PROBLEM TO WORK ON - Report back every line of the entries that contains "JSON", exactly as written.

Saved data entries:
——

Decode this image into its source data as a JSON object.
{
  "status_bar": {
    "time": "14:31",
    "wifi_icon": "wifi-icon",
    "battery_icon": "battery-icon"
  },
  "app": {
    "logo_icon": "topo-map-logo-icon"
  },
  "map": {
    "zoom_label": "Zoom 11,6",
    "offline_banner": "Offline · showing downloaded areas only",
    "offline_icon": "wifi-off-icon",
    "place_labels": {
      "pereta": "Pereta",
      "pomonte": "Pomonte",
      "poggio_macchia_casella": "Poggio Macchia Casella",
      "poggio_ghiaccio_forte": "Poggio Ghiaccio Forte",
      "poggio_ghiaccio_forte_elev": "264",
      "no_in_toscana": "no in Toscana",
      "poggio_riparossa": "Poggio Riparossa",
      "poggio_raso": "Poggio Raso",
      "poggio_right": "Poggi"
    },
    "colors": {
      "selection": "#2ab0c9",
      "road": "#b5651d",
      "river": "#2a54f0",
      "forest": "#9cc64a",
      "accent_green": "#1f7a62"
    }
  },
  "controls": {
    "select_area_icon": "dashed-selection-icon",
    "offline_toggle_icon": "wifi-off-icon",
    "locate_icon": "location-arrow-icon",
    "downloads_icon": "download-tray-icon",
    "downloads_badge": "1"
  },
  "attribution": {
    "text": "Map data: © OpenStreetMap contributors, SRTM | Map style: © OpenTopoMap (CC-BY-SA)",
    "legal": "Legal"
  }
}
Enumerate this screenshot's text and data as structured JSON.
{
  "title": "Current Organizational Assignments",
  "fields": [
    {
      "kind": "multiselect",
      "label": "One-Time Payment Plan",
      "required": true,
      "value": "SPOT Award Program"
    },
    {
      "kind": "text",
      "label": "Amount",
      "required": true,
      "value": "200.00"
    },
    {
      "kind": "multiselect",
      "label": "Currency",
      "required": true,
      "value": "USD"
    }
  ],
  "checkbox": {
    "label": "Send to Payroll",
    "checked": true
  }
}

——

COMPLETED EXERCISE -
Decode this image into its source data as a JSON object.
Enumerate this screenshot's text and data as structured JSON.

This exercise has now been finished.